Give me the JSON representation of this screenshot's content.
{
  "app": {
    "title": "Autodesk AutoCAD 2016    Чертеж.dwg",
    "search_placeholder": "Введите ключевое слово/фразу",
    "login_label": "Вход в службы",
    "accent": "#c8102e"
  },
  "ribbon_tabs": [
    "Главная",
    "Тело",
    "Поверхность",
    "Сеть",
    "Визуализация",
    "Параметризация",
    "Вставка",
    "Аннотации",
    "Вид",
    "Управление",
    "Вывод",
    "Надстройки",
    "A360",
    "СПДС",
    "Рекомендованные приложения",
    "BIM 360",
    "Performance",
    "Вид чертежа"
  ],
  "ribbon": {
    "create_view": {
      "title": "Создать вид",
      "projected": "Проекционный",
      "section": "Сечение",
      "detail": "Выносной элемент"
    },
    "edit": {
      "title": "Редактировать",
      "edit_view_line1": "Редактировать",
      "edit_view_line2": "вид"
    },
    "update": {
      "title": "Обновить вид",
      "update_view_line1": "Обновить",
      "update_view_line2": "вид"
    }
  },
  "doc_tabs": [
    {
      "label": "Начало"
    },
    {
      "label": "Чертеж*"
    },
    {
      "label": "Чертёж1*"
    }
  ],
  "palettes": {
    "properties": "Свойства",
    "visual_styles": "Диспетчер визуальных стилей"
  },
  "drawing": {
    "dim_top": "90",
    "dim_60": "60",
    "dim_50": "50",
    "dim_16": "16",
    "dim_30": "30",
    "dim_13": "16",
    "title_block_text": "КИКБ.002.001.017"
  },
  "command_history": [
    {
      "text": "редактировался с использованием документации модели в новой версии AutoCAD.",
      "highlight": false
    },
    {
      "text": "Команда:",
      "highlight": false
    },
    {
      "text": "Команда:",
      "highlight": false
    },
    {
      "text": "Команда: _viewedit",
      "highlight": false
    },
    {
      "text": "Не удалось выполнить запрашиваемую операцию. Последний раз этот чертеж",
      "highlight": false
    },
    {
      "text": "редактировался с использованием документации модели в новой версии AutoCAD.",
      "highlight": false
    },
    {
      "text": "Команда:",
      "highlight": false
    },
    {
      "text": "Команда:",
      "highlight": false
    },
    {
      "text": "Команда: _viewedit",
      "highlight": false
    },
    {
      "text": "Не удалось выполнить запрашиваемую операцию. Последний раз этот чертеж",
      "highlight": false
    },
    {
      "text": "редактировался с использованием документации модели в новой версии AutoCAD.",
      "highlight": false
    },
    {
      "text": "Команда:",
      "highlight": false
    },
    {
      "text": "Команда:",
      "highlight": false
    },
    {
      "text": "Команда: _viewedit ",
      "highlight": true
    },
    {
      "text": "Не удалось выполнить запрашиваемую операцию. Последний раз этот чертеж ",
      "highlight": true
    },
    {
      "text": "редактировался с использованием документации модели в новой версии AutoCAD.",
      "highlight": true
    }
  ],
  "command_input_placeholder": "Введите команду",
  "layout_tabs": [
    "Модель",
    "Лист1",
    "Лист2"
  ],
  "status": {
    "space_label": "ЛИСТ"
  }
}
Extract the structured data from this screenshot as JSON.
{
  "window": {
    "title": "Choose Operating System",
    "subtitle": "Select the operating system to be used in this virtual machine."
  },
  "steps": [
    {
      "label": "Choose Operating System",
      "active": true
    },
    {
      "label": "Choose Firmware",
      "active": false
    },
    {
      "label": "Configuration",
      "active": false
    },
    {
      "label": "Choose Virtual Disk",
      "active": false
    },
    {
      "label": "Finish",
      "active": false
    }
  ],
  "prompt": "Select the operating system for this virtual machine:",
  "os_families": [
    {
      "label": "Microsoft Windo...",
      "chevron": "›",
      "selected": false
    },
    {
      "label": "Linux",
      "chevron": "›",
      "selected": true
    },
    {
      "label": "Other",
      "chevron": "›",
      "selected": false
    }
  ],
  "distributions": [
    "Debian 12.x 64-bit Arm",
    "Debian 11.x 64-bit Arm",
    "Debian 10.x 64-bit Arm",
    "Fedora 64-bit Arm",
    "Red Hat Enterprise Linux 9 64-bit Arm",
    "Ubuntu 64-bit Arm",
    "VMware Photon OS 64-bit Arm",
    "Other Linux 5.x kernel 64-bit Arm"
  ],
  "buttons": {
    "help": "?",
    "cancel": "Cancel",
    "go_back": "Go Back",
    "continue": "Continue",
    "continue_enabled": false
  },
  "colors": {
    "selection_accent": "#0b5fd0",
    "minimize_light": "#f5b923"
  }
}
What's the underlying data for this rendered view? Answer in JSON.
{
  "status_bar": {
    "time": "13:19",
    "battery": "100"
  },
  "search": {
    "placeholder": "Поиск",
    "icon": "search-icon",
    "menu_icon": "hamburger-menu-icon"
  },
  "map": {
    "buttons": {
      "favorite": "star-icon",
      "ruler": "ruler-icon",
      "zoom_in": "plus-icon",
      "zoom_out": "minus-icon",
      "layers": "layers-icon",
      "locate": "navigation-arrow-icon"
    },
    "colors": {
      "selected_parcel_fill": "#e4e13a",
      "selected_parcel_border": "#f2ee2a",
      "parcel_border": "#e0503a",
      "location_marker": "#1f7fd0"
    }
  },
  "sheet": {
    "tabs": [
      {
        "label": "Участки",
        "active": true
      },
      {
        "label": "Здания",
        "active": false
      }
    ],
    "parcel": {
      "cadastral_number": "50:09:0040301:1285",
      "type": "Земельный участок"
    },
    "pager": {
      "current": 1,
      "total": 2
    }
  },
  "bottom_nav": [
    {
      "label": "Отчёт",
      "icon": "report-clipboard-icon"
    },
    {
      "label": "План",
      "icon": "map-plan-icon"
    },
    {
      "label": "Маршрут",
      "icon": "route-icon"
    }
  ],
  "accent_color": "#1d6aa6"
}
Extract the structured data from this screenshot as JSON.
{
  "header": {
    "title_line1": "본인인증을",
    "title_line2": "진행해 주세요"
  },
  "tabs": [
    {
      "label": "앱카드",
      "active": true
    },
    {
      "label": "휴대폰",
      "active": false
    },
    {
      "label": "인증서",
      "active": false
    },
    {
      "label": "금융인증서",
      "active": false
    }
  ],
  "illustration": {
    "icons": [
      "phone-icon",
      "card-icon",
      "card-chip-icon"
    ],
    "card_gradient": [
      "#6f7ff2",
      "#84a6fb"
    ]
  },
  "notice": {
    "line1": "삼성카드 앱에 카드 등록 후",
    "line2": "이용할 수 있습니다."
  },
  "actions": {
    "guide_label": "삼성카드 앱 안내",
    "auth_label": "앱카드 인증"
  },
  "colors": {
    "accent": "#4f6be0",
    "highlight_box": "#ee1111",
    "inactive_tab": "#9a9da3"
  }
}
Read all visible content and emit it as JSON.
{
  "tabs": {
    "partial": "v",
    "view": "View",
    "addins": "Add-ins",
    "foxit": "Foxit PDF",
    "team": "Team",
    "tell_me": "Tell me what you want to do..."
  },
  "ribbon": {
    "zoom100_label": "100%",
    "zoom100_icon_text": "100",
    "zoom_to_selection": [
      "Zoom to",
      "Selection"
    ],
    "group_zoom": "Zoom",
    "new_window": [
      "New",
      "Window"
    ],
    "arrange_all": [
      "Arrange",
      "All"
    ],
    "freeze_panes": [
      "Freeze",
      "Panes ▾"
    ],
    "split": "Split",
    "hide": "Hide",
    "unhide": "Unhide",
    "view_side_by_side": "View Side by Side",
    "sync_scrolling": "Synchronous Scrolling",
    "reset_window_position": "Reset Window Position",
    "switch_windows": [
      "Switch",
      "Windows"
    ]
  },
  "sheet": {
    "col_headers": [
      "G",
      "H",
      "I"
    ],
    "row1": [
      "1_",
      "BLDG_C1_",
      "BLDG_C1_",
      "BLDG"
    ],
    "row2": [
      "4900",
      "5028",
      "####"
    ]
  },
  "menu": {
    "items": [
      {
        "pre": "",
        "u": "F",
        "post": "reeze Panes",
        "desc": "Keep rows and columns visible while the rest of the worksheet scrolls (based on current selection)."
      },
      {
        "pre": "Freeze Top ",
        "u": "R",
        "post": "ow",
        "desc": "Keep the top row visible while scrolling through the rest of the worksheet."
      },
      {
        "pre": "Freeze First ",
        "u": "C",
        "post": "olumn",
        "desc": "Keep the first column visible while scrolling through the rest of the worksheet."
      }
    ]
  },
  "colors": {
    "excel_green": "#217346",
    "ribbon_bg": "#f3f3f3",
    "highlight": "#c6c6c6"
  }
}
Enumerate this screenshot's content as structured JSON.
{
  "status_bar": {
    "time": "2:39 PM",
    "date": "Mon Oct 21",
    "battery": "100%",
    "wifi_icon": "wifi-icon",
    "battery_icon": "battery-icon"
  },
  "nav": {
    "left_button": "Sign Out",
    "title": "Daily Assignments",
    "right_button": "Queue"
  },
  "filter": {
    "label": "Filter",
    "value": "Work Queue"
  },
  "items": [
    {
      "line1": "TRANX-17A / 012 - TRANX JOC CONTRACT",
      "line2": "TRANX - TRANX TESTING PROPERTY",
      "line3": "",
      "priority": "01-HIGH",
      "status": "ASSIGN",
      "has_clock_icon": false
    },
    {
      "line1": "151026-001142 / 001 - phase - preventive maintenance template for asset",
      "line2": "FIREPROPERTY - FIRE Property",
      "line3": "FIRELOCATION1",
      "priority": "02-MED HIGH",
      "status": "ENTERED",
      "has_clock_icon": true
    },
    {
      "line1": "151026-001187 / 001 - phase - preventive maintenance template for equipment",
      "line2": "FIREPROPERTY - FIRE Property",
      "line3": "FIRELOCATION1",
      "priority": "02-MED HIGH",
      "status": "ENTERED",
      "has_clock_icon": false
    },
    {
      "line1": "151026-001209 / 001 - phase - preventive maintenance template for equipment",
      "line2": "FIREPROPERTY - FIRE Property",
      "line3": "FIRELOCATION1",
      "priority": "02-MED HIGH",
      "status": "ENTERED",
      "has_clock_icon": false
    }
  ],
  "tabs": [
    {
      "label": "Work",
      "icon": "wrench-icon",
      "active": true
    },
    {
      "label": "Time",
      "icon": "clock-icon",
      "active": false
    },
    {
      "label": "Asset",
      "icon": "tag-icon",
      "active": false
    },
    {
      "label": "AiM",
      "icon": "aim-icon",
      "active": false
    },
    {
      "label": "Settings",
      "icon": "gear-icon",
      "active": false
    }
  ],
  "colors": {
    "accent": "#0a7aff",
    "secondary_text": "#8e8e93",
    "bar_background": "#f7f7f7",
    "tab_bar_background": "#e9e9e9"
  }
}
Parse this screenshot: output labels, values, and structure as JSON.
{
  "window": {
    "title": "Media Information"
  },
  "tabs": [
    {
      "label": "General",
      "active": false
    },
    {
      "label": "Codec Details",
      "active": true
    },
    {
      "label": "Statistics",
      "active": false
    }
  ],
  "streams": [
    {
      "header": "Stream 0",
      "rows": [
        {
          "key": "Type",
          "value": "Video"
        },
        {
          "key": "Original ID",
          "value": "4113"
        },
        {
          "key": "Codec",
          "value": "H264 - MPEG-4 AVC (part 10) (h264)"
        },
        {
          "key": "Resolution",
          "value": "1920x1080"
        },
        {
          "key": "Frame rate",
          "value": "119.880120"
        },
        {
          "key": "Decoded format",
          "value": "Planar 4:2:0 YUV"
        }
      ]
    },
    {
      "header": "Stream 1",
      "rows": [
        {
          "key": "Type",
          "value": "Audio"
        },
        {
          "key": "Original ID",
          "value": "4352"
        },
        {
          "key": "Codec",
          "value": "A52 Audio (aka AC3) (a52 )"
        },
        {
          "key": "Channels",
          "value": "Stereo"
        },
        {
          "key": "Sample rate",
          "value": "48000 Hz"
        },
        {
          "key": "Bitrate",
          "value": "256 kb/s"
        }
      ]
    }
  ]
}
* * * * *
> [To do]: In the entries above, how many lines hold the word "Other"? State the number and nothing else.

> [Output of the task]: 2